Fairhaven Church of England Voluntary Aided Primary School

About Fairhaven Church of England Voluntary Aided Primary School Browse Features

Fairhaven Church of England Voluntary Aided Primary School


Name Fairhaven Church of England Voluntary Aided Primary School
Website http://www.southwalshamfairhaven.norfolk.sch.uk/
Ofsted Inspection Rating Good
Inspection Date 23 June 2015
Address School Road, South Walsham, Norwich, Norfolk, NR13 6DZ
Phone Number 01603270224
Type Primary
Age Range 4-11
Religious Character Church of England
Gender Mixed
Number of Pupils 93 (48% boys 52% girls)
Number of Pupils per Teacher 18.6
Local Authority Norfolk
Percentage Free School Meals 15.6%
Percentage English is Not First Language 0%
Persisitent Absence 4.6%
Pupils with SEN Support 11.8%
Catchment Area Information Available Yes, our catchment area data is FREE
Last Distance Offered Information Available No

Information about this school

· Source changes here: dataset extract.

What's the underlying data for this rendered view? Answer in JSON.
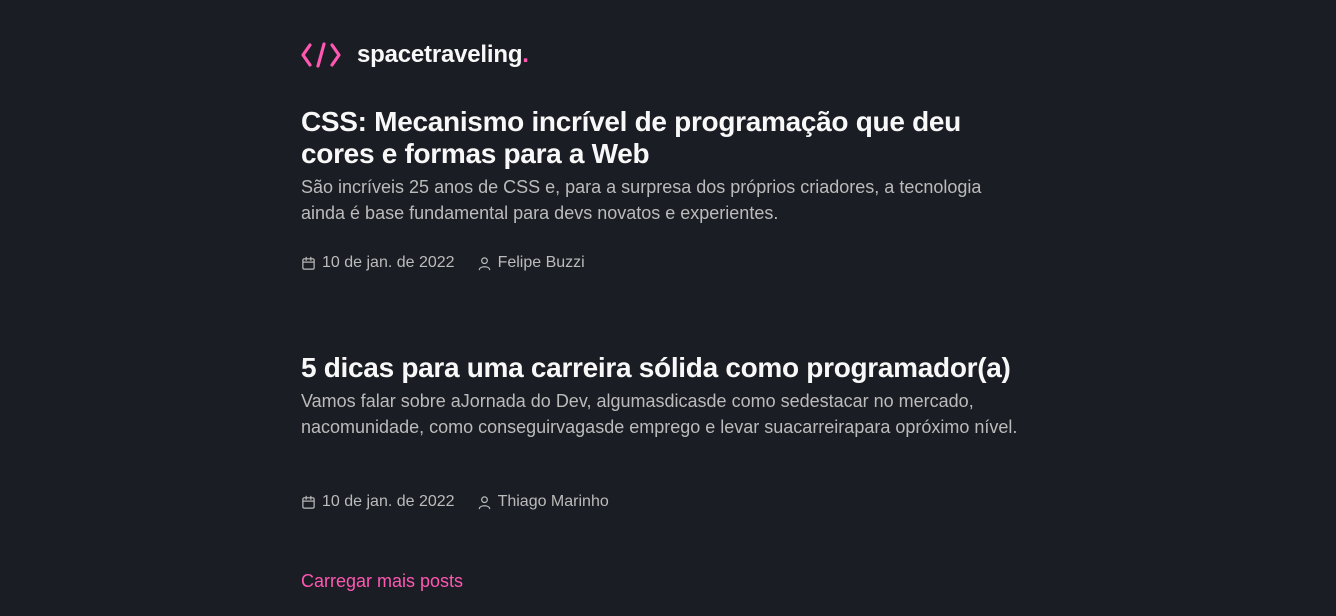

The school is much smaller than the average-sized primary school. The vast majority of pupils are White British and speak English as their first language. The proportions of minority ethnic pupils are well-below average. The proportion of disabled pupils and those with special educational needs is below average. The proportion of disadvantaged pupils supported by the pupil premium is below average. This is additional funding for pupils in local authority care, those known to be eligible for free school meals and those with a parent in the armed services. The school meets the government’s current floor standard, which sets the minimum expectations for pupils’ attainment and progress by the end of Year 6. Children attend the early years provision full time.

Summary of key findings for parents and pupils

This is a good school. The headteacher leads the school well. Leaders set high expectations for teaching, behaviour and achievement. Governors are dedicated and highly skilled. They hold senior leaders to account and ensure that teaching, behaviour and achievement are good for all groups of pupils. Pupils study a range of subjects. Educational visits, residential trips and a variety of visiting speakers enhance classroom teaching. The curriculum strongly promotes British values and the spiritual, moral, social and cultural development of pupils. Behaviour is outstanding. Pupils are unreservedly polite, courteous and respectful. The school is a harmonious and compassionate community. Pupils feel safe in school. Staff value each pupil’s contribution. Pupils enjoy school. Attendance is above the national average. Teaching is good and improving. Teachers have good subject knowledge. They plan interesting and engaging lessons that appeal to pupils’ natural curiosity. Teachers use questions effectively. They skilfully check pupils’ knowledge, probing understanding, and generating reflection and discussion. Teachers assess pupils’ learning regularly. Early identification of underperformance together with effective support helps pupils make good progress. Pupils make good progress across a range of subjects. They make particularly good progress in reading and mathematics by the end of Year 6. Disadvantaged pupils, disabled pupils, those who have special educational needs and the most able make good progress. The early years provision is good. Leaders ensure that teaching is effective and supports children in achieving a good level of development. It is not yet an outstanding school because : The teaching of writing does not promote outstanding achievement. In lessons other than English, teachers’ marking of literacy is not in line with the school’s policy for correcting spelling, punctuation and grammar. Sometimes, teachers do not check that pupils present their work neatly, in line with the school’s policy on presentation. From the early years, children’s writing skills are less well developed than other skills. Pupils do not apply phonics (the sounds that letters make) as securely to writing as they do to reading.